▶ [Instructions for the task] Leave no picture in, and give every entry again exactly.

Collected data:
Content starts

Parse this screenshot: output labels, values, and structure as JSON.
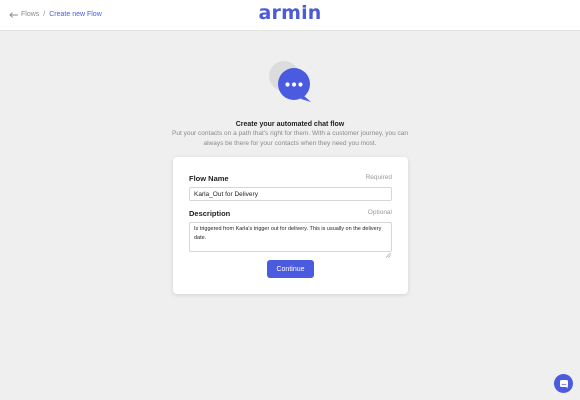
{
  "header": {
    "logo_text": "armin",
    "breadcrumb": {
      "back_icon": "arrow-left-icon",
      "root": "Flows",
      "separator": "/",
      "current": "Create new Flow"
    }
  },
  "hero": {
    "icon": "chat-bubbles-icon",
    "title": "Create your automated chat flow",
    "subtitle": "Put your contacts on a path that's right for them. With a customer journey, you can always be there for your contacts when they need you most."
  },
  "form": {
    "name": {
      "label": "Flow Name",
      "hint": "Required",
      "value": "Karla_Out for Delivery"
    },
    "description": {
      "label": "Description",
      "hint": "Optional",
      "value": "Is triggered from Karla's trigger out for delivery. This is usually on the delivery date."
    },
    "continue_label": "Continue"
  },
  "chat_widget": {
    "icon": "chat-launcher-icon"
  },
  "colors": {
    "brand": "#4b5be0",
    "background": "#efefef",
    "card": "#ffffff"
  }
}
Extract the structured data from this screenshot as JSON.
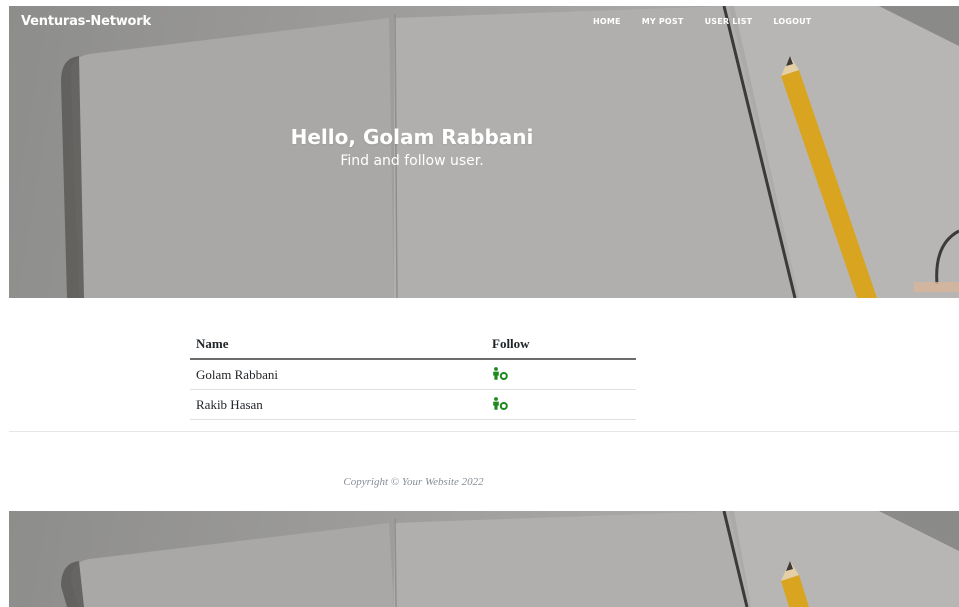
{
  "navbar": {
    "brand": "Venturas-Network",
    "links": [
      "HOME",
      "MY POST",
      "USER LIST",
      "LOGOUT"
    ]
  },
  "hero": {
    "title": "Hello, Golam Rabbani",
    "subtitle": "Find and follow user."
  },
  "table": {
    "headers": [
      "Name",
      "Follow"
    ],
    "rows": [
      {
        "name": "Golam Rabbani",
        "follow_icon": "user-follow-icon"
      },
      {
        "name": "Rakib Hasan",
        "follow_icon": "user-follow-icon"
      }
    ]
  },
  "footer": {
    "copyright": "Copyright © Your Website 2022"
  },
  "colors": {
    "follow_icon": "#1e8a1e",
    "hero_overlay": "#9e9d9b",
    "muted_text": "#868e96"
  }
}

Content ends

▶ [Result for this task]
Parse this screenshot: output labels, values, and structure as JSON.
{
  "header": {
    "logo_text": "armin",
    "breadcrumb": {
      "back_icon": "arrow-left-icon",
      "root": "Flows",
      "separator": "/",
      "current": "Create new Flow"
    }
  },
  "hero": {
    "icon": "chat-bubbles-icon",
    "title": "Create your automated chat flow",
    "subtitle": "Put your contacts on a path that's right for them. With a customer journey, you can always be there for your contacts when they need you most."
  },
  "form": {
    "name": {
      "label": "Flow Name",
      "hint": "Required",
      "value": "Karla_Out for Delivery"
    },
    "description": {
      "label": "Description",
      "hint": "Optional",
      "value": "Is triggered from Karla's trigger out for delivery. This is usually on the delivery date."
    },
    "continue_label": "Continue"
  },
  "chat_widget": {
    "icon": "chat-launcher-icon"
  },
  "colors": {
    "brand": "#4b5be0",
    "background": "#efefef",
    "card": "#ffffff"
  }
}
Extract the structured data from this screenshot as JSON.
{
  "navbar": {
    "brand": "Venturas-Network",
    "links": [
      "HOME",
      "MY POST",
      "USER LIST",
      "LOGOUT"
    ]
  },
  "hero": {
    "title": "Hello, Golam Rabbani",
    "subtitle": "Find and follow user."
  },
  "table": {
    "headers": [
      "Name",
      "Follow"
    ],
    "rows": [
      {
        "name": "Golam Rabbani",
        "follow_icon": "user-follow-icon"
      },
      {
        "name": "Rakib Hasan",
        "follow_icon": "user-follow-icon"
      }
    ]
  },
  "footer": {
    "copyright": "Copyright © Your Website 2022"
  },
  "colors": {
    "follow_icon": "#1e8a1e",
    "hero_overlay": "#9e9d9b",
    "muted_text": "#868e96"
  }
}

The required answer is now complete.